Most of our Michigan readers probably remember Dr. Jack Kevorkian. The nationally known advocate for assisted-suicide died in the Detroit area in June of this year at the age of 83. Of course, this was only after he served a prison sentence after being convicted in 1999 of second-degree murder for his role in the assisted suicide of a terminally ill Michigan resident. He was released in 2007. Now, in the course of Kevorkian's ongoing estate administration, it looks as if some of his personal property will be returning to his designated heir.
Many of our Detroit-area readers are probably familiar with the artwork of Thomas Kinkade. His painting style spawned a huge commercial art enterprise that made him a very wealthy man. Sadly, Kinkade passed away back in April, and although he had a will at the time of his death, a dispute over some of his handwritten notations has resulted in probate litigation.
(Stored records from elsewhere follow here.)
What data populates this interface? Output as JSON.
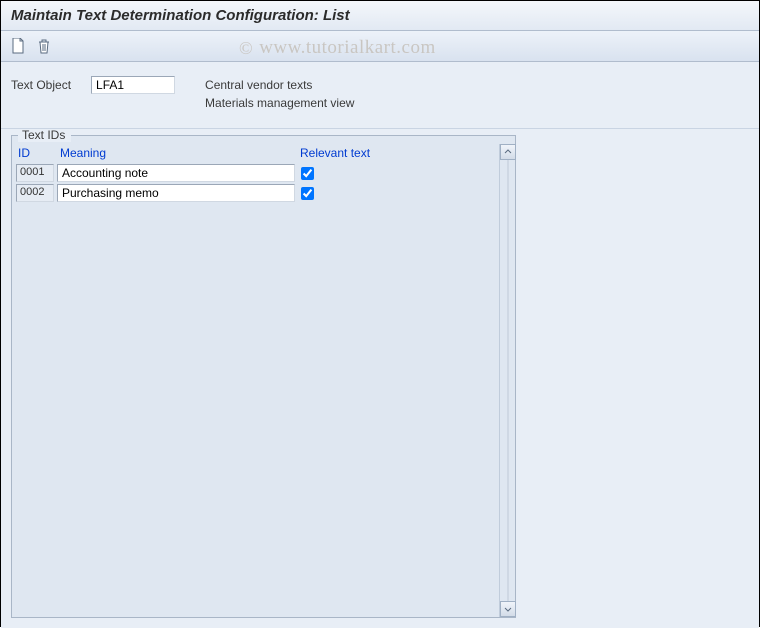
{
  "title": "Maintain Text Determination Configuration: List",
  "toolbar": {
    "new_tooltip": "Create",
    "delete_tooltip": "Delete"
  },
  "header": {
    "text_object_label": "Text Object",
    "text_object_value": "LFA1",
    "desc1": "Central vendor texts",
    "desc2": "Materials management view"
  },
  "group": {
    "title": "Text IDs",
    "columns": {
      "id": "ID",
      "meaning": "Meaning",
      "relevant": "Relevant text"
    },
    "rows": [
      {
        "id": "0001",
        "meaning": "Accounting note",
        "relevant": true
      },
      {
        "id": "0002",
        "meaning": "Purchasing memo",
        "relevant": true
      }
    ]
  },
  "watermark": "www.tutorialkart.com"
}
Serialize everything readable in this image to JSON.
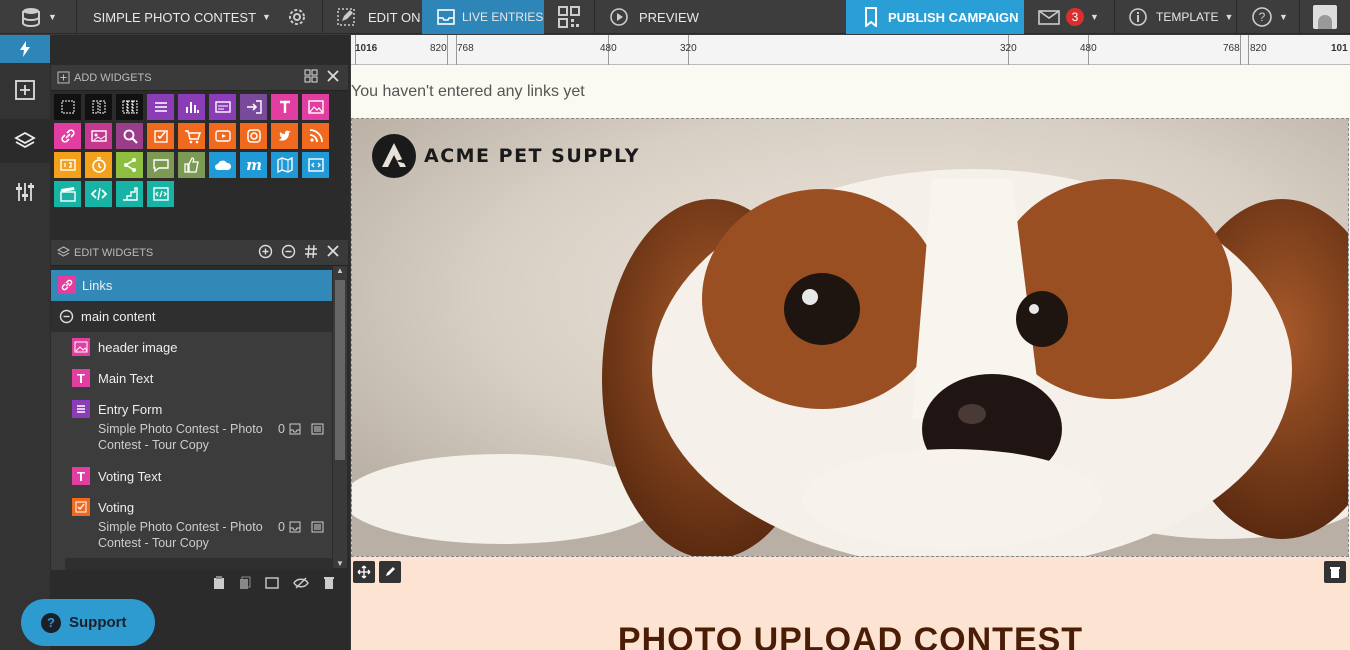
{
  "topbar": {
    "campaign_name": "SIMPLE PHOTO CONTEST",
    "edit_on": "EDIT ON",
    "live_entries": "LIVE ENTRIES",
    "preview": "PREVIEW",
    "publish": "PUBLISH CAMPAIGN",
    "notification_count": "3",
    "template": "TEMPLATE"
  },
  "add_widgets": {
    "title": "ADD WIDGETS",
    "icons": [
      {
        "name": "layout-1col-icon",
        "color": "#111111"
      },
      {
        "name": "layout-2col-icon",
        "color": "#111111"
      },
      {
        "name": "layout-3col-icon",
        "color": "#111111"
      },
      {
        "name": "form-icon",
        "color": "#8a3db6"
      },
      {
        "name": "chart-icon",
        "color": "#8a3db6"
      },
      {
        "name": "card-icon",
        "color": "#8a3db6"
      },
      {
        "name": "login-icon",
        "color": "#7a4a9a"
      },
      {
        "name": "text-icon",
        "color": "#e23ea1"
      },
      {
        "name": "image-icon",
        "color": "#e23ea1"
      },
      {
        "name": "link-icon",
        "color": "#e23ea1"
      },
      {
        "name": "gallery-icon",
        "color": "#c4398f"
      },
      {
        "name": "search-icon",
        "color": "#9a3d8a"
      },
      {
        "name": "vote-icon",
        "color": "#ef6a1f"
      },
      {
        "name": "cart-icon",
        "color": "#ef6a1f"
      },
      {
        "name": "video-icon",
        "color": "#ef6a1f"
      },
      {
        "name": "instagram-icon",
        "color": "#ef6a1f"
      },
      {
        "name": "twitter-icon",
        "color": "#ef6a1f"
      },
      {
        "name": "rss-icon",
        "color": "#ef6a1f"
      },
      {
        "name": "counter-icon",
        "color": "#f3a11c"
      },
      {
        "name": "timer-icon",
        "color": "#f3a11c"
      },
      {
        "name": "share-icon",
        "color": "#8fbf3e"
      },
      {
        "name": "comment-icon",
        "color": "#7c9a53"
      },
      {
        "name": "like-icon",
        "color": "#7c9a53"
      },
      {
        "name": "cloud-icon",
        "color": "#1f9ad6"
      },
      {
        "name": "m-logo-icon",
        "color": "#1f9ad6"
      },
      {
        "name": "map-icon",
        "color": "#1f9ad6"
      },
      {
        "name": "embed-icon",
        "color": "#1f9ad6"
      },
      {
        "name": "clapper-icon",
        "color": "#17b3a4"
      },
      {
        "name": "code-icon",
        "color": "#17b3a4"
      },
      {
        "name": "stairs-icon",
        "color": "#17b3a4"
      },
      {
        "name": "html-icon",
        "color": "#17b3a4"
      }
    ]
  },
  "edit_widgets": {
    "title": "EDIT WIDGETS",
    "selected": "Links",
    "group": "main content",
    "items": [
      {
        "label": "header image",
        "sub": ""
      },
      {
        "label": "Main Text",
        "sub": ""
      },
      {
        "label": "Entry Form",
        "sub": "Simple Photo Contest - Photo Contest - Tour Copy",
        "count": "0"
      },
      {
        "label": "Voting Text",
        "sub": ""
      },
      {
        "label": "Voting",
        "sub": "Simple Photo Contest - Photo Contest - Tour Copy",
        "count": "0"
      }
    ]
  },
  "support": {
    "label": "Support"
  },
  "ruler": {
    "labels": [
      "1016",
      "820",
      "768",
      "480",
      "320",
      "320",
      "480",
      "768",
      "820",
      "101"
    ]
  },
  "canvas": {
    "links_empty": "You haven't entered any links yet",
    "logo_text": "ACME PET SUPPLY",
    "section_title": "PHOTO UPLOAD CONTEST"
  },
  "colors": {
    "accent": "#2a9fd6",
    "selected_row": "#3288b6",
    "lower_bg": "#fde3d2",
    "title_brown": "#4a1d06"
  }
}
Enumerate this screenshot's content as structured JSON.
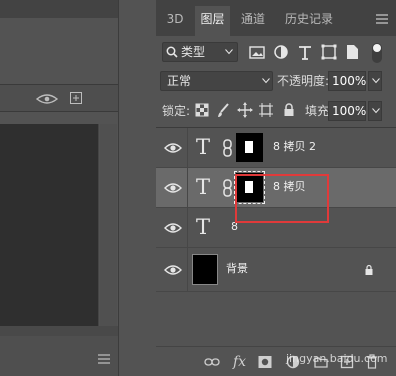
{
  "tabs": [
    {
      "label": "3D",
      "active": false
    },
    {
      "label": "图层",
      "active": true
    },
    {
      "label": "通道",
      "active": false
    },
    {
      "label": "历史记录",
      "active": false
    }
  ],
  "filter": {
    "label": "类型"
  },
  "blend": {
    "mode": "正常",
    "opacity_label": "不透明度:",
    "opacity_value": "100%"
  },
  "lock": {
    "label": "锁定:",
    "fill_label": "填充:",
    "fill_value": "100%"
  },
  "layers": [
    {
      "name": "8 拷贝 2",
      "type": "text-with-mask",
      "visible": true,
      "selected": false
    },
    {
      "name": "8 拷贝",
      "type": "text-with-mask",
      "visible": true,
      "selected": true
    },
    {
      "name": "8",
      "type": "text",
      "visible": true,
      "selected": false
    },
    {
      "name": "背景",
      "type": "background",
      "visible": true,
      "selected": false,
      "locked": true
    }
  ],
  "bottom_toolbar": {
    "fx_label": "fx"
  },
  "watermark": "jingyan.baidu.com",
  "colors": {
    "highlight": "#e03a3a",
    "panel_bg": "#535353",
    "selected_row": "#6a6a6a"
  }
}
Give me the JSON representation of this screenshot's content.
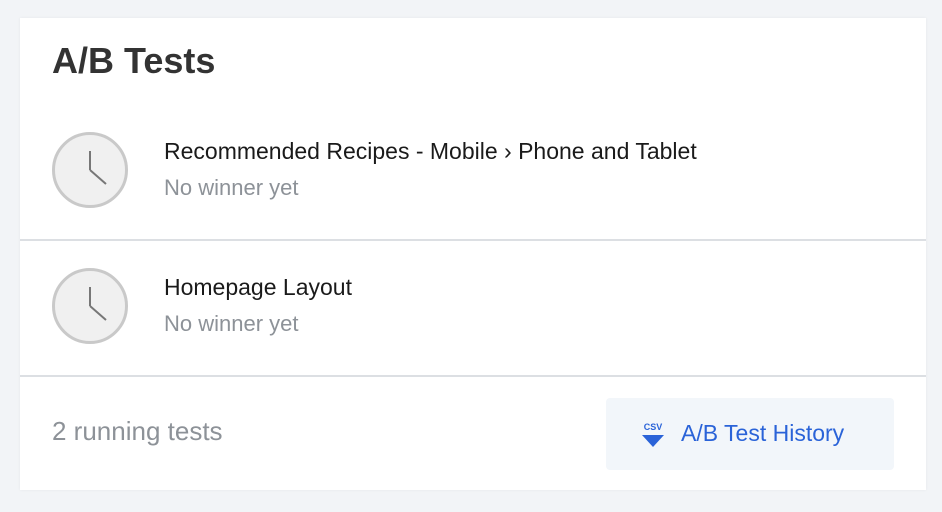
{
  "card": {
    "title": "A/B Tests"
  },
  "tests": [
    {
      "name": "Recommended Recipes - Mobile › Phone and Tablet",
      "status": "No winner yet",
      "icon": "clock-icon"
    },
    {
      "name": "Homepage Layout",
      "status": "No winner yet",
      "icon": "clock-icon"
    }
  ],
  "footer": {
    "count_text": "2 running tests",
    "history_button": {
      "label": "A/B Test History",
      "icon": "csv-download-icon",
      "icon_text": "CSV"
    }
  },
  "colors": {
    "accent": "#2a63d8",
    "muted_text": "#8d9298",
    "divider": "#dcdfe3",
    "clock_fill": "#f0f0f0",
    "clock_border": "#c9c9c9"
  }
}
Our Detroit-area readers may be familiar with Gary Coleman, the actor who starred in the television show "Diff'rent Strokes" from 1978 until 1986. Coleman died in 2010 at the age of 42 following an accident at his home that resulted in a serious brain injury. At the time of his death, Coleman was struggling financially, but he did have a will. However, that has not stopped two women in his life from fighting to establish his intent during recent probate litigation.
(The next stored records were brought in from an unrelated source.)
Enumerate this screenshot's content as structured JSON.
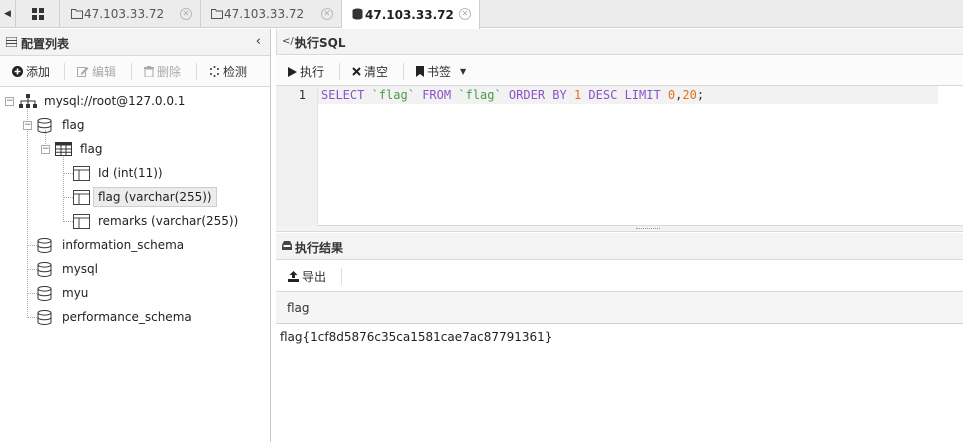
{
  "tabs": [
    {
      "label": "47.103.33.72",
      "icon": "folder-icon",
      "active": false
    },
    {
      "label": "47.103.33.72",
      "icon": "folder-icon",
      "active": false
    },
    {
      "label": "47.103.33.72",
      "icon": "database-icon",
      "active": true
    }
  ],
  "sidebar": {
    "title": "配置列表",
    "toolbar": {
      "add": "添加",
      "edit": "编辑",
      "delete": "删除",
      "check": "检测"
    },
    "tree": {
      "connection": "mysql://root@127.0.0.1",
      "databases": [
        "flag",
        "information_schema",
        "mysql",
        "myu",
        "performance_schema"
      ],
      "table": "flag",
      "columns": [
        "Id (int(11))",
        "flag (varchar(255))",
        "remarks (varchar(255))"
      ]
    }
  },
  "sql_panel": {
    "title": "执行SQL",
    "toolbar": {
      "run": "执行",
      "clear": "清空",
      "bookmark": "书签"
    },
    "editor": {
      "line_number": "1",
      "tokens": [
        "SELECT",
        "`flag`",
        "FROM",
        "`flag`",
        "ORDER BY",
        "1",
        "DESC",
        "LIMIT",
        "0",
        ",",
        "20",
        ";"
      ]
    }
  },
  "result_panel": {
    "title": "执行结果",
    "export": "导出",
    "column": "flag",
    "rows": [
      "flag{1cf8d5876c35ca1581cae7ac87791361}"
    ]
  },
  "colors": {
    "keyword": "#8a54c9",
    "string": "#4a9a4a",
    "number": "#e2711b"
  }
}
Michigan residents may be aware of the challenges involved when a person inherits assets. For example, discussions of recent high-profile celebrity deaths often quickly turn to the question of who will raise the kids and get the millions. Most of these celebrities even had wills, but that does not necessarily prevent subsequent disputes over the content of those wills.
A battle over the estate of Rosa Parks has made for big news in the world of estate planning. Civil rights legend and pioneer, Rosa Parks died six years ago, but the battle over her $8 million estate continues to this day. Late last year, this blog discussed the Michigan Supreme Court's decision to overturn an earlier ruling regarding the Parks estate. But now, the Michigan Supreme Court has released the details of a confidential settlement reached between the battling parties in 2007.
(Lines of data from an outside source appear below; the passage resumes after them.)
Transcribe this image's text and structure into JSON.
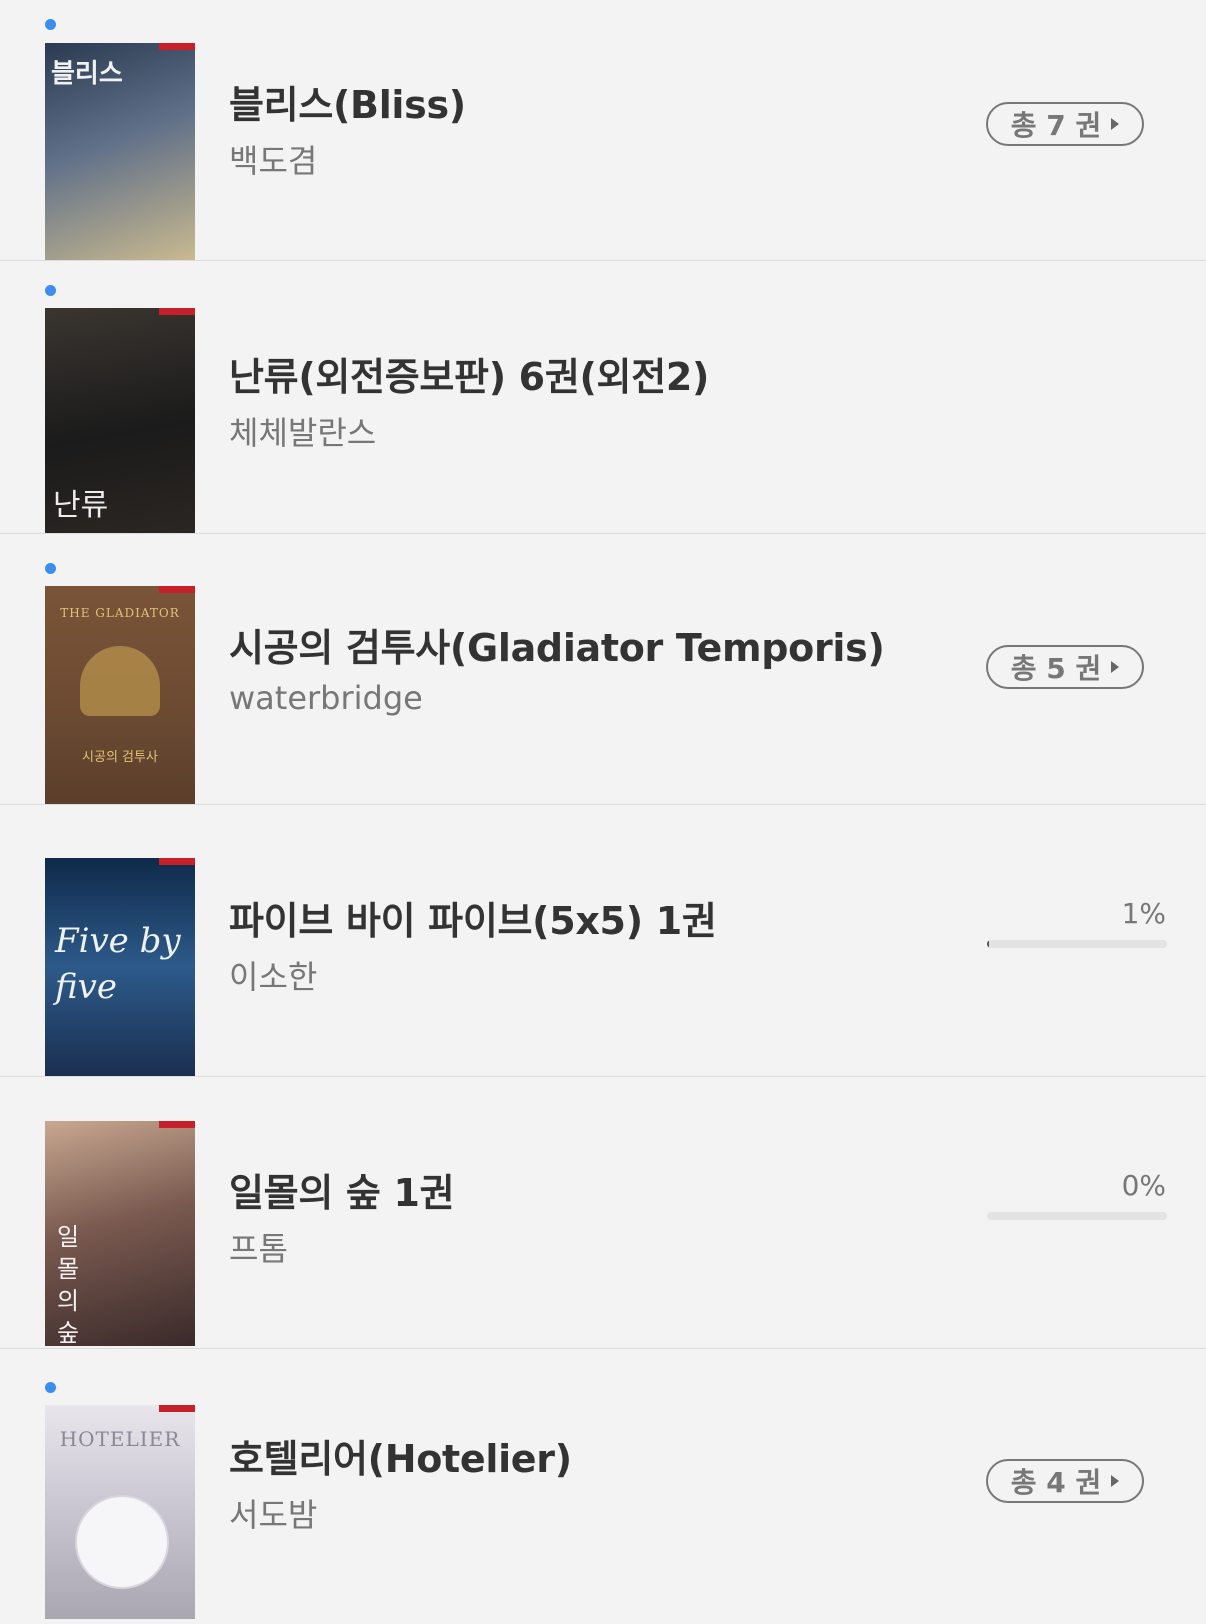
{
  "books": [
    {
      "has_new": true,
      "title": "블리스(Bliss)",
      "author": "백도겸",
      "count_label": "총 7 권",
      "cover_text": "블리스",
      "cover_colors": [
        "#2a3a50",
        "#607089",
        "#c9b98f"
      ]
    },
    {
      "has_new": true,
      "title": "난류(외전증보판) 6권(외전2)",
      "author": "체체발란스",
      "cover_text": "난류",
      "cover_colors": [
        "#1b1b1b",
        "#3a3530",
        "#6f6356"
      ]
    },
    {
      "has_new": true,
      "title": "시공의 검투사(Gladiator Temporis)",
      "author": "waterbridge",
      "count_label": "총 5 권",
      "cover_text": "THE GLADIATOR",
      "cover_subtext": "시공의 검투사",
      "cover_colors": [
        "#6b4a32",
        "#8a6140",
        "#b08b4a"
      ]
    },
    {
      "has_new": false,
      "title": "파이브 바이 파이브(5x5) 1권",
      "author": "이소한",
      "progress_label": "1%",
      "progress": 0.01,
      "cover_text": "Five by five",
      "cover_colors": [
        "#0f2a4a",
        "#2d5a8a",
        "#5f8fb8"
      ]
    },
    {
      "has_new": false,
      "title": "일몰의 숲 1권",
      "author": "프톰",
      "progress_label": "0%",
      "progress": 0.0,
      "cover_text": "일몰의 숲",
      "cover_colors": [
        "#3a2a2a",
        "#7a5a50",
        "#c8a890"
      ]
    },
    {
      "has_new": true,
      "title": "호텔리어(Hotelier)",
      "author": "서도밤",
      "count_label": "총 4 권",
      "cover_text": "HOTELIER",
      "cover_colors": [
        "#cfcbd6",
        "#a9a6b2",
        "#e8e6ec"
      ]
    }
  ],
  "colors": {
    "new_dot": "#3b8ef0",
    "background": "#f3f3f3"
  }
}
Many readers in Detroit and throughout Oakland County are responsible for protecting the assets of vulnerable adults who suffer from Alzheimer's disease or some other form of dementia. These older adults are often especially vulnerable to being financially exploited, and if loved ones find out that undue influence or coercion has impacted the writing of a will, then the need for a will contest or some other form of probate litigation may arise.